• **HOW TO COMPLETE THIS TASK**:
Which lines in the records below contain the word "Jadeja"? Copy each one.

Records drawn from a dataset
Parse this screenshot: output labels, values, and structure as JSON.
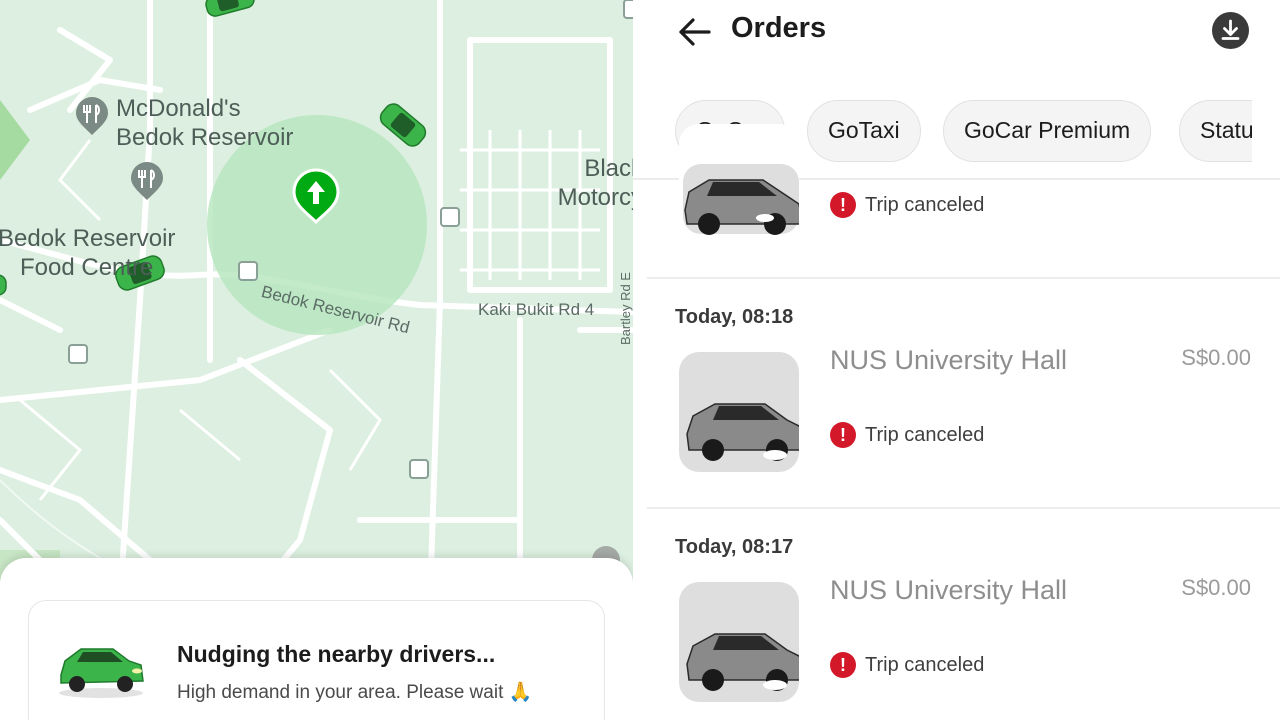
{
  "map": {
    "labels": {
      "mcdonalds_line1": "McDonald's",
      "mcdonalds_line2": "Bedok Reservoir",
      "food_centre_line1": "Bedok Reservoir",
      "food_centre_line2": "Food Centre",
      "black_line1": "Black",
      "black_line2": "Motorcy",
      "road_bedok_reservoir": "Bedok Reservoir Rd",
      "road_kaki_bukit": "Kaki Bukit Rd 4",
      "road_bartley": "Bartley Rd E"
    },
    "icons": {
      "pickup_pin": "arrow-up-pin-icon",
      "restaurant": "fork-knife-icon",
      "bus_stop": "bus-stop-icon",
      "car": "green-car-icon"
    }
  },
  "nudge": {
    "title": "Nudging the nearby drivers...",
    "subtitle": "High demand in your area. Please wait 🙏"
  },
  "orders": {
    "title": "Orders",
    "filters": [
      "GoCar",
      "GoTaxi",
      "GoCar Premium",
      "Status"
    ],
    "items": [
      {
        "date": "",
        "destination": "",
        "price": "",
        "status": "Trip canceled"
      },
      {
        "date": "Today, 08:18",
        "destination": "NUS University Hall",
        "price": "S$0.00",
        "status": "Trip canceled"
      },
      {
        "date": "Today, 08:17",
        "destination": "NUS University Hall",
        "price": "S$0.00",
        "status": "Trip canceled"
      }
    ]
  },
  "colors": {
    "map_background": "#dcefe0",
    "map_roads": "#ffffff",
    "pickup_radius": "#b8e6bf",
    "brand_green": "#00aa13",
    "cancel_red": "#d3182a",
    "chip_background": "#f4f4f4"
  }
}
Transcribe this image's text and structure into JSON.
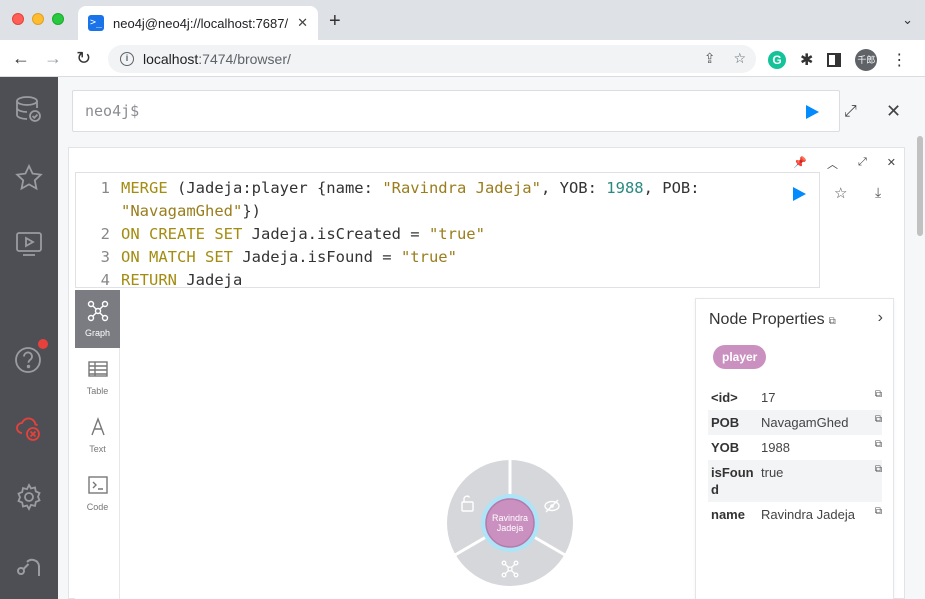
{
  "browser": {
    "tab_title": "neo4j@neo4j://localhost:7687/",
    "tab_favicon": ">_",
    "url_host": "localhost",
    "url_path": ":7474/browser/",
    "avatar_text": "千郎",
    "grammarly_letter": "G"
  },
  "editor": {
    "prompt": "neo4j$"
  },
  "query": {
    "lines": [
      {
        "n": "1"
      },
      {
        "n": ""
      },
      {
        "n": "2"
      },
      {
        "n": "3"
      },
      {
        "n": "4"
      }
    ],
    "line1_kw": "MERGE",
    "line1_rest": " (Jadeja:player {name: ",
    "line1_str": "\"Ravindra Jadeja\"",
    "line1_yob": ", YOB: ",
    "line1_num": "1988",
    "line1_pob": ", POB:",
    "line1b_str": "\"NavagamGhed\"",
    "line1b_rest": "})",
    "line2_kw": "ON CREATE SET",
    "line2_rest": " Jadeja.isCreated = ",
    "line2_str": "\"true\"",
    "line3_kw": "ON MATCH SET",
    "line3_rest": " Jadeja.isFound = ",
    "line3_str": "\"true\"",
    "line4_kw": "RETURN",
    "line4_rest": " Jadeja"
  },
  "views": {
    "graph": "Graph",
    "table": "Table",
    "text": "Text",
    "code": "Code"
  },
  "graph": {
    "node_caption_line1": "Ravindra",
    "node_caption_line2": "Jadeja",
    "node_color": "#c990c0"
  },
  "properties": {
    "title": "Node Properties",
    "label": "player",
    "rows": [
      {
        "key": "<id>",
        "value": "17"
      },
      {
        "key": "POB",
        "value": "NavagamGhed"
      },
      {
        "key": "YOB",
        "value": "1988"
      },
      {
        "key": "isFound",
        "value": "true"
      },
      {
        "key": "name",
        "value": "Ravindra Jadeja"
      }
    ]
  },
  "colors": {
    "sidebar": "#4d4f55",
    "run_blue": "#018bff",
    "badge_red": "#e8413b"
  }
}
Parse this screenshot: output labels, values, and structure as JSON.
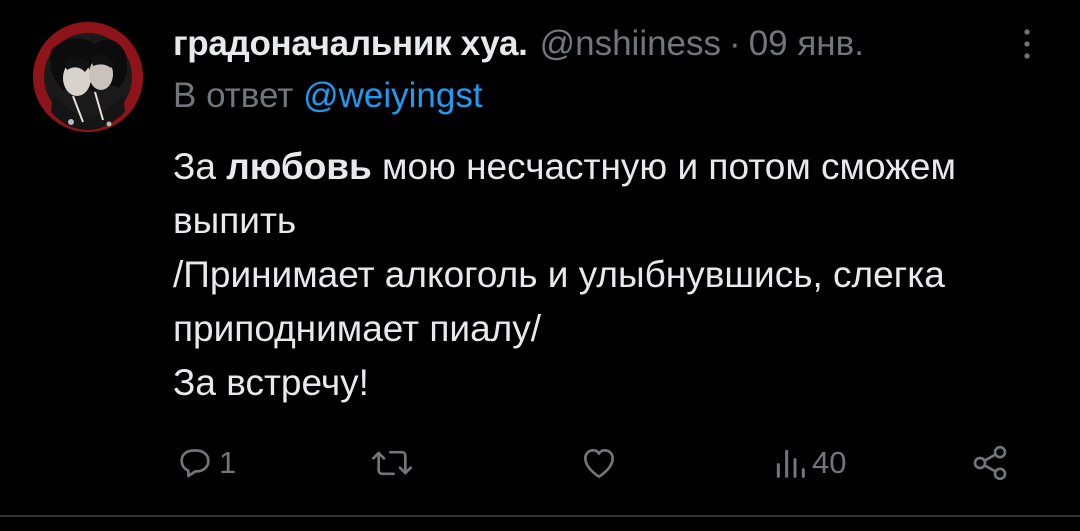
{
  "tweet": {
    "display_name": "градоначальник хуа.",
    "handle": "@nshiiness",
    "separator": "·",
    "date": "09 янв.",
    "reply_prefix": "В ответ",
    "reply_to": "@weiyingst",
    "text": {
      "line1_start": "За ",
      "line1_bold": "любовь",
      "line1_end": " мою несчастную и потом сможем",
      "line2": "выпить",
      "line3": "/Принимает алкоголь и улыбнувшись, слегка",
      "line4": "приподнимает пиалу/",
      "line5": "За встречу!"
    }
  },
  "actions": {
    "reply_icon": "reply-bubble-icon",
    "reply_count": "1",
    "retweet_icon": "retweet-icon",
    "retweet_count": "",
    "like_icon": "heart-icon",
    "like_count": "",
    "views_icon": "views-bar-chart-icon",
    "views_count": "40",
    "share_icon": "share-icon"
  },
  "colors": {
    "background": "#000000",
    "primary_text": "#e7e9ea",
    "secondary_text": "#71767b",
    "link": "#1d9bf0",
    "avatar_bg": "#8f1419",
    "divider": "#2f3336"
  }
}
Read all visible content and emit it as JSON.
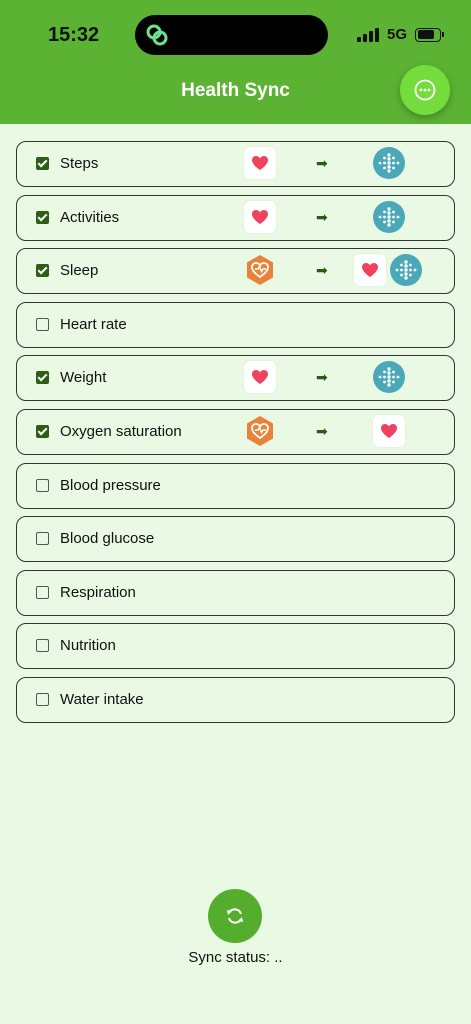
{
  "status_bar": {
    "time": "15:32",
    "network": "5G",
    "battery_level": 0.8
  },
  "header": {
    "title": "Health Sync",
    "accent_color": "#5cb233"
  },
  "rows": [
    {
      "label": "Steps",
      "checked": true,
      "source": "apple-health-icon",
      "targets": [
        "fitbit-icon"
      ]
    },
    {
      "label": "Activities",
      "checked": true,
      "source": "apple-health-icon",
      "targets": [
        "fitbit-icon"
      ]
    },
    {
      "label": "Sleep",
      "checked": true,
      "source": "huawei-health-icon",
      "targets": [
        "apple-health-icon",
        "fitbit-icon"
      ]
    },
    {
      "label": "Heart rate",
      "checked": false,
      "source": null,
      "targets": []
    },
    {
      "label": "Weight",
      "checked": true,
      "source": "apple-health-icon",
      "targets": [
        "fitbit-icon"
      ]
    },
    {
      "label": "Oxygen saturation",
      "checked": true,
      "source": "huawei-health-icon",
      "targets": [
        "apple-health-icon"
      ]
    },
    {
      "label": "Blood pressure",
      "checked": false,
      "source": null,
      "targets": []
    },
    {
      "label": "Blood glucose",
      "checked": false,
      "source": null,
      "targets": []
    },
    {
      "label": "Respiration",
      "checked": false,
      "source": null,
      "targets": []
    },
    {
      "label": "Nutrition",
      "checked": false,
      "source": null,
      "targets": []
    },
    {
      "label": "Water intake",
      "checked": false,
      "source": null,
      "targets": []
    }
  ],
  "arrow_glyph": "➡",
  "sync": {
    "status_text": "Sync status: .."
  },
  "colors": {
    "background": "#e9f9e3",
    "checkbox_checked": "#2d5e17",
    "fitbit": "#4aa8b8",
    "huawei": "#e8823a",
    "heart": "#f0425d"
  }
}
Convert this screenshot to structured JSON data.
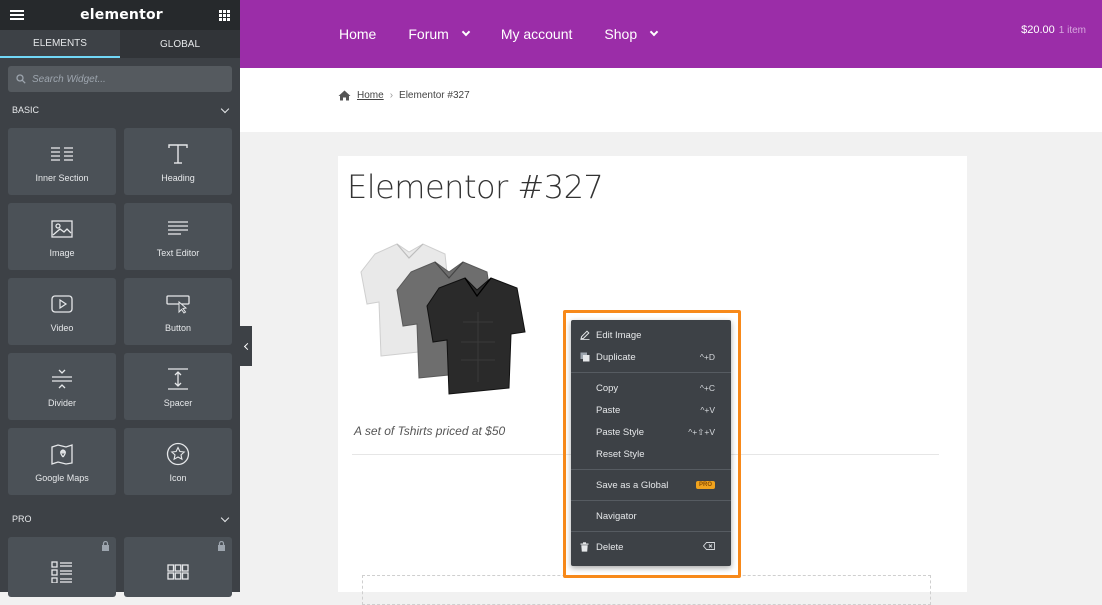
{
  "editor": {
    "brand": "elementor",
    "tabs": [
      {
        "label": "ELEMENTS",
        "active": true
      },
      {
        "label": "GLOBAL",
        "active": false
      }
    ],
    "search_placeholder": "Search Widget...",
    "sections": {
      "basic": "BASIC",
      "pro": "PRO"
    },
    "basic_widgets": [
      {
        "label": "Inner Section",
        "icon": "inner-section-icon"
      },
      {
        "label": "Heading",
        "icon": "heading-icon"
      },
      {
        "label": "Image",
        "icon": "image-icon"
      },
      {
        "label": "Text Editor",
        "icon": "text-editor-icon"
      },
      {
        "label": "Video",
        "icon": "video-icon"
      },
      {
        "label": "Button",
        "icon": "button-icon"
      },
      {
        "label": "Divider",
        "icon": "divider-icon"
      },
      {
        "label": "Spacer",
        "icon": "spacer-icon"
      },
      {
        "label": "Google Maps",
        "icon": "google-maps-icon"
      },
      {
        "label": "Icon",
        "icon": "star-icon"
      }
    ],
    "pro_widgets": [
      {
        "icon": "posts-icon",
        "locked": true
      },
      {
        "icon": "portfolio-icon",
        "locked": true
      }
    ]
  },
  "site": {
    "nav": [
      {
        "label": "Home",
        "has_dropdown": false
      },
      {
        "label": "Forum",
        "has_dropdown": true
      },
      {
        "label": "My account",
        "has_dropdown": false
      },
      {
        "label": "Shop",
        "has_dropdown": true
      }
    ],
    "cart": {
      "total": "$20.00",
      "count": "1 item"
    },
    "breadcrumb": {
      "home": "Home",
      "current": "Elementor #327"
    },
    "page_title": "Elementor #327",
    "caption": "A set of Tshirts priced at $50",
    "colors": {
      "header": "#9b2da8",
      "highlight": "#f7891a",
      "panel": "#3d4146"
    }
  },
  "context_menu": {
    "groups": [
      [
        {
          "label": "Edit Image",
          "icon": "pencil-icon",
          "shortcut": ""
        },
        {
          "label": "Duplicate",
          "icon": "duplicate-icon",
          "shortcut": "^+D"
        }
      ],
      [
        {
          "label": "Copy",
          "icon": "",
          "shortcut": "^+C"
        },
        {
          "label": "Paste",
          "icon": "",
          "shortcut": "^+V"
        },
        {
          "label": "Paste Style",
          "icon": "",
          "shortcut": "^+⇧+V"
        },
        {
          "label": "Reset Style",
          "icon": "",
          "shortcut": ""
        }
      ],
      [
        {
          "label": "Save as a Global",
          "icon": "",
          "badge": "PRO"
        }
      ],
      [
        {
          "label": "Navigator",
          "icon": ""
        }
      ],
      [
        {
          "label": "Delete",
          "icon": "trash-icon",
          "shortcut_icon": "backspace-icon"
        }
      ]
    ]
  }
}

• **OUTPUT OF THE TASK**:
    "line1_rest": " (Jadeja:player {name: ",
    "line1_str": "\"Ravindra Jadeja\"",
    "line2_rest": " Jadeja.isCreated = ",
    "line3_rest": " Jadeja.isFound = ",
    "line4_rest": " Jadeja"
    "node_caption_line2": "Jadeja",
        "value": "Ravindra Jadeja"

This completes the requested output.